With more and more couples focusing on their careers before marriage, chances are they might be more concerned about their assets and what could happened to them during a divorce. In many cases, this leads to couples signing prenuptial agreements prior to marriage, which outlines just about every aspect of the divorce minus a lot of the stress.
A recent appellate court decision may impart valuable advice to Washington residents wanting to prevent protracted dispute over complex asset division during divorce. The litigants were a couple who executed a prenuptial agreement to exempt all gifts, inheritances and personal business profits from equitable property division in the event of marital dissolution. During their marriage, the woman quit her career to stay home with the couple's four children, and the man built a telecom business that became successful within a year of their high asset divorce. When he later defaulted on court-ordered spousal and child support payments of more than $4,500, the ex-wife went back to court. Her ex-husband pleaded lack of income caused by no longer having an ownership interest in the company and subsistence solely on gifts from his former business partner and in-laws.
Washington residents may be interested in learning that the latest trends in a survey by the American Academy of Matrimonial Lawyers reveals that more women have been wanting prenuptial agreements. As the financial and real estate markets continue to change, there are more assets at risk in the event of a marriage dissolution. More than 46 percent of divorce lawyers interviewed in the survey revealed that they saw more women initiating the requests. For spouses seeking divorce in Seattle, Washington, it is important to consider the implications of divorce given the community property laws in the state. Community property laws maintain that spouses equally share all property and that they also equally share property acquired during the marriage.
Divorcing couples in Washington and across the nation often feel overwhelmed by the prospect of having their most prized possessions divided in a high asset divorce.
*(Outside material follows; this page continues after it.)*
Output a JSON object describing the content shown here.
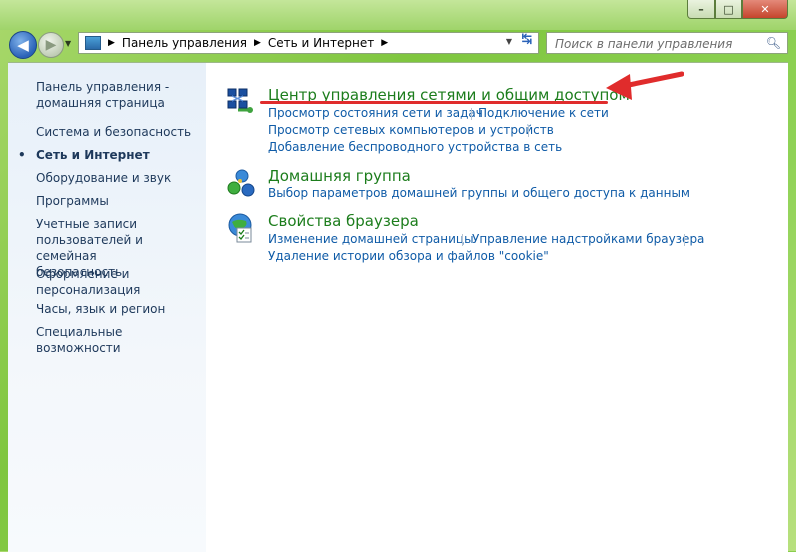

Although most individuals going through a divorce know that assets like real estate and jointly owned stocks will be divided in divorce court, they often forget about more unconventional assets such as rare collections or cemetery plots.